When I first saw the trailer for Lemony Snicket’s A Series of Unfortunate Events, I had never given much thought to the series of children’s books written by Daniel Handler, a.k.a. Lemony Snicket. But since my roommate owns the first six, I figured little could be lost by giving them a go, if for no other reason than I had decided while watching the trailer that I wanted to review the film.
They’re quick reads and wonderfully delightful, and I soon found myself reading “book the fifth,” (currently there are 11 in publication). Only the first three of the series were used to make the movie, which was probably the wisest choice, as including further plot segments would likely have made the film a jumbled mess.
For those not familiar with the book series, the story is a simple one: the wealthy parents of the three bright, talented Baudelaire children are killed in a mysterious fire that destroys their home, after which they are shuffled from one guardian to another, all while the evil Count Olaf—the first guardian to whom they are appointed—connives to steal their fortune.
As expected, fairly major liberties were taken in turning the books into a movie, but these liberties happily don’t interfere with the charm of Handler’s storytelling, particularly its treatment of children as capable, intelligent individuals who sometimes possess greater knowledge and intuitive ability than do the adults who lord over them. Even the plot addition required to bring the story to something of a close—there are, after all, at least eight more adventures awaiting the children, and the movie ends in such a way that another installment is possible—doesn’t harm the general tone of the story.
The children cast as the Baudelaire orphans play their parts perfectly. Violet is the eldest, an inventor, and self-possessed without being snobbish. Klaus is the middle child, a voracious reader, and just heroic enough to offset the nerdiness generally associated with bookworms. And the youngest Baudelaire is Sunny, an infant who loves to bite things, and who despite lacking the ability to speak English is perfectly capable of making herself understood to her siblings. In their roles, Emily Browning and Liam Aiken offer performances with which one would be hard-pressed to find fault. And director Brad Silberling must be applauded for the performances he gets from infants Kara and Shelby Hoffman as Sunny—she is as full of vivacious curiosity and willfulness as her literary counterpart.
Of course, the “star” of the film is “Jim Carrey, Jim Carrey, and Jim Carrey.” Though Carrey has given some tremendous performances—The Truman Show, Man on the Moon, and, I’m told, Eternal Sunshine of the Spotless Mind—he is one of the most annoying presences ever to be put to film. Luckily, the portrayal of Count Olaf requires an annoying presence; he is a selfish, unkind man for whose demise we wish from the moment of introduction. As Count Olaf, no one could have been better cast.
There are three other big names attached to this film: Meryl Streep as Aunt Josephine, Jude Law as Lemony Snicket, and Dustin Hoffman as … Dustin Hoffman. Of course, Meryl Streep doesn’t have it in her to disappoint an audience. And Law plays his small role just as he should: without making it anything more than what it is; we never even see his face.
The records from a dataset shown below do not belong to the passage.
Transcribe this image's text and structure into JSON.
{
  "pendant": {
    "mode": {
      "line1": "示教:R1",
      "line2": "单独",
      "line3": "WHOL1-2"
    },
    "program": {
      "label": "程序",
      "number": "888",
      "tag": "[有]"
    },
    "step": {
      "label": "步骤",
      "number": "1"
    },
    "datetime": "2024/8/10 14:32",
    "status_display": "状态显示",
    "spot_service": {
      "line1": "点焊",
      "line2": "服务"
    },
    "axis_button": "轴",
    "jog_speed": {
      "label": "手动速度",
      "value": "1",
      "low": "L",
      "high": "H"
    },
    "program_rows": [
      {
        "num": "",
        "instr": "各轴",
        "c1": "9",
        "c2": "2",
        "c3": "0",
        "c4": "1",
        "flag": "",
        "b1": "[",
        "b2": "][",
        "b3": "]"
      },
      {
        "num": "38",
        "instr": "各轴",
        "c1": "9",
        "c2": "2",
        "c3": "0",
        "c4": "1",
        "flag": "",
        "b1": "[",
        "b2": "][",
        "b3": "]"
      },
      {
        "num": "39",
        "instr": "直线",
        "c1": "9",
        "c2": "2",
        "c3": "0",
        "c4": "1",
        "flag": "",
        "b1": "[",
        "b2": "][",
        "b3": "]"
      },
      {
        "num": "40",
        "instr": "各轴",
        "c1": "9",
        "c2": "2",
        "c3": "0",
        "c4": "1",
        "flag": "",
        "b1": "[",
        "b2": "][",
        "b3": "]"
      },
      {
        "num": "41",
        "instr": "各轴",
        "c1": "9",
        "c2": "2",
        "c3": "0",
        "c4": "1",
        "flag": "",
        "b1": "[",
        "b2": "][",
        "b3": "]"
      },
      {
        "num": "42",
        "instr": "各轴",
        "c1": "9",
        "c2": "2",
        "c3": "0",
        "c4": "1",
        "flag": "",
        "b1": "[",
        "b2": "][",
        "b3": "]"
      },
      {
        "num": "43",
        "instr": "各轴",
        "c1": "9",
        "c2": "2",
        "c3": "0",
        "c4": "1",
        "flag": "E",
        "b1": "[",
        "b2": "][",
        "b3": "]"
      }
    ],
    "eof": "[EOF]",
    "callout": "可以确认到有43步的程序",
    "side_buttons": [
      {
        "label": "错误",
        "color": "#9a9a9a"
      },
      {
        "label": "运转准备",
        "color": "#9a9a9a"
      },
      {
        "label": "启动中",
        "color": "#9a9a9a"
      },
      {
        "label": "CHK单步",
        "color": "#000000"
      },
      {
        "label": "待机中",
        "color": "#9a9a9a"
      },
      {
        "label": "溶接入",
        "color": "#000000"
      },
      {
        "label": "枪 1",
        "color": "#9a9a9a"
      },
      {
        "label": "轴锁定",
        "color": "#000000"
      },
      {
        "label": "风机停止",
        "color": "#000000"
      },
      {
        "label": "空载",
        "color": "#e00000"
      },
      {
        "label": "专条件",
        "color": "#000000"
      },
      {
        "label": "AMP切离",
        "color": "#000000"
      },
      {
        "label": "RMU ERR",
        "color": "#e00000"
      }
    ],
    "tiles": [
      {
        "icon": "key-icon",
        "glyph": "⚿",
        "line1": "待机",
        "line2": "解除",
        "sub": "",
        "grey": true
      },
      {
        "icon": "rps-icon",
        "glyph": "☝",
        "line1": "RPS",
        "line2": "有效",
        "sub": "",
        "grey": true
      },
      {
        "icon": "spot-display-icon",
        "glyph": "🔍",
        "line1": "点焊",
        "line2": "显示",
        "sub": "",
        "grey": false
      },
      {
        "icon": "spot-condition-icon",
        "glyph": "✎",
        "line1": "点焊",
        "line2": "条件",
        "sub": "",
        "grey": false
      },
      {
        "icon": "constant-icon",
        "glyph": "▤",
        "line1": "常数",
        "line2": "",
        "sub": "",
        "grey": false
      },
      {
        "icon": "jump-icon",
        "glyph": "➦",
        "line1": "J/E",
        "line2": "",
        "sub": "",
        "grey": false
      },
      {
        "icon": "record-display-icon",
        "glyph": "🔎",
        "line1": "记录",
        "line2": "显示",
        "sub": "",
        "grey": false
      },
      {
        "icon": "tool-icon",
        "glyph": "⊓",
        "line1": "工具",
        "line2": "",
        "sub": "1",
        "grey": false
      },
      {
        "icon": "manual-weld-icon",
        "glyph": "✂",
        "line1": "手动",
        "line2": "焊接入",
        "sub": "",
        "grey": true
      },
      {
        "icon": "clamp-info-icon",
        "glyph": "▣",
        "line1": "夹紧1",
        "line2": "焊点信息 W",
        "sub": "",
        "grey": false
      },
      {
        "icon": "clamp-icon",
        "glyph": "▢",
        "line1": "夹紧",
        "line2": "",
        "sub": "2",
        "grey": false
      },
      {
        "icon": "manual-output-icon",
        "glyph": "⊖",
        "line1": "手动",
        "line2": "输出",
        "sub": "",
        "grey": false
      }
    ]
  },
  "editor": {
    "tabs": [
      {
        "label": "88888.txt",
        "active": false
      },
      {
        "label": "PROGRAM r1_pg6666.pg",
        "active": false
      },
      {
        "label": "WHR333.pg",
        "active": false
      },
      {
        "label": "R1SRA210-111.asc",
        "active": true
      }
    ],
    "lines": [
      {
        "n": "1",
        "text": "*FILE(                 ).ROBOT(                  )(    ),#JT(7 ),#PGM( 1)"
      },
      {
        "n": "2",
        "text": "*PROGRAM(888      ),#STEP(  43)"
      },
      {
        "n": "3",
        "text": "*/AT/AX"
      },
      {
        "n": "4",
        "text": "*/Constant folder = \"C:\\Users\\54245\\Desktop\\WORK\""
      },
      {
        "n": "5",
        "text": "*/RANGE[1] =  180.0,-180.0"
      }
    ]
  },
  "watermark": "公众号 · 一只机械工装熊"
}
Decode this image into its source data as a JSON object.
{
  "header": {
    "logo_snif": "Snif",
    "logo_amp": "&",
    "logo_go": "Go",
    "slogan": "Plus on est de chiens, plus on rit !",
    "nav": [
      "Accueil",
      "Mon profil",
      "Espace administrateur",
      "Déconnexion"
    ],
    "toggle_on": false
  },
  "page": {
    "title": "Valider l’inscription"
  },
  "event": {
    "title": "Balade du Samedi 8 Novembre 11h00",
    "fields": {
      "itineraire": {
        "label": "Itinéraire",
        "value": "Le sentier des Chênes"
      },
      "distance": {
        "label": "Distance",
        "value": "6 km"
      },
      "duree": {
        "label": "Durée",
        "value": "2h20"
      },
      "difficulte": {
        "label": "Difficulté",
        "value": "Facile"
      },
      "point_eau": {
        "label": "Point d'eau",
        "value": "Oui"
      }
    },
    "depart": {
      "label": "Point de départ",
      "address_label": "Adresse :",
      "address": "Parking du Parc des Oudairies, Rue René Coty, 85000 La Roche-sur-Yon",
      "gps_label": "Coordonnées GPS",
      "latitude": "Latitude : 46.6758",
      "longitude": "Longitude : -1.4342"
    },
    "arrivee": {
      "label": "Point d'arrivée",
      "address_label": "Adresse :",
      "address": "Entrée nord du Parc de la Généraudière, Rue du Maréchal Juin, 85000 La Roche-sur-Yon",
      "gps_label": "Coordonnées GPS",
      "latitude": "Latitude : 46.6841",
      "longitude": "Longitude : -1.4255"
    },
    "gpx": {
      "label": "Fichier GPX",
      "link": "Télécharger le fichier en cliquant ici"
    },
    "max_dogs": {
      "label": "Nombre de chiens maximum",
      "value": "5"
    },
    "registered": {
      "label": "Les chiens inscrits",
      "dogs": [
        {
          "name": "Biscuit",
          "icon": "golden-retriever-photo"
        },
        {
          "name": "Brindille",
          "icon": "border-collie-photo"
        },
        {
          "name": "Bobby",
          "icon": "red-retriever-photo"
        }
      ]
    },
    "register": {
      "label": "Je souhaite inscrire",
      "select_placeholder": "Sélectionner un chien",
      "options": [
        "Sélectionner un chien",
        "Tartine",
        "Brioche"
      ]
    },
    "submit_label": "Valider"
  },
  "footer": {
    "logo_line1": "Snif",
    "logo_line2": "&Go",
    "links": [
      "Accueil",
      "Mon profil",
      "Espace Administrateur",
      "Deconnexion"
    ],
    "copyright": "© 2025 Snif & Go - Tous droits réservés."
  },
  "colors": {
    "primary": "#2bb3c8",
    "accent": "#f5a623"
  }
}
Hoffman’s presence, though, is unnecessary and jarring. At a moment in the movie when it is most important that we be absorbed, that our disbelief be completely suspended, Hoffman pops up in a thoroughly superfluous role, and we are suddenly plopped back into our stadium seating with a movie star on screen before us.
The only other part of the film I wish had been done differently involves the invention of a grappling hook. One of the things that most impresses me in Handler’s books is his presentation of the siblings’ relationships with one another. Both because she is the eldest and because her parents directly asked her to do so, Violet sees herself as the only true protector of her siblings. And though Klaus and Sunny are always integral to handling whatever misfortune befalls the orphans, Violet is inherently the strongest figure. But in this particular scene, a change is made that, though small, places Klaus as the siblings’ savior. As Hollywood is so wont to do, it is the boy who must save the day, lest little girls start getting ideas.
But despite Hoffman’s presence and Hollywood’s misogyny, Lemony Snicket’s A Series of Unfortunate Events is an extremely enjoyable movie. As for the scenery, Tim Burton himself would have difficulty creating a better display, and the story, despite the orphans’ constant adversity, is fantastically fun. It is a film with a moral, but one that is neither trite nor heavy-handed. In this season of shopping, add a movie ticket to you child’s Christmas list.
Ryan Lindsey previously wrote political commentary and the occasional movie review for Pajiba.
Lemony Snicket's A Series of Unfortunate Events / Ryan Lindsey
Film Reviews | May 13, 2006 | Comments ()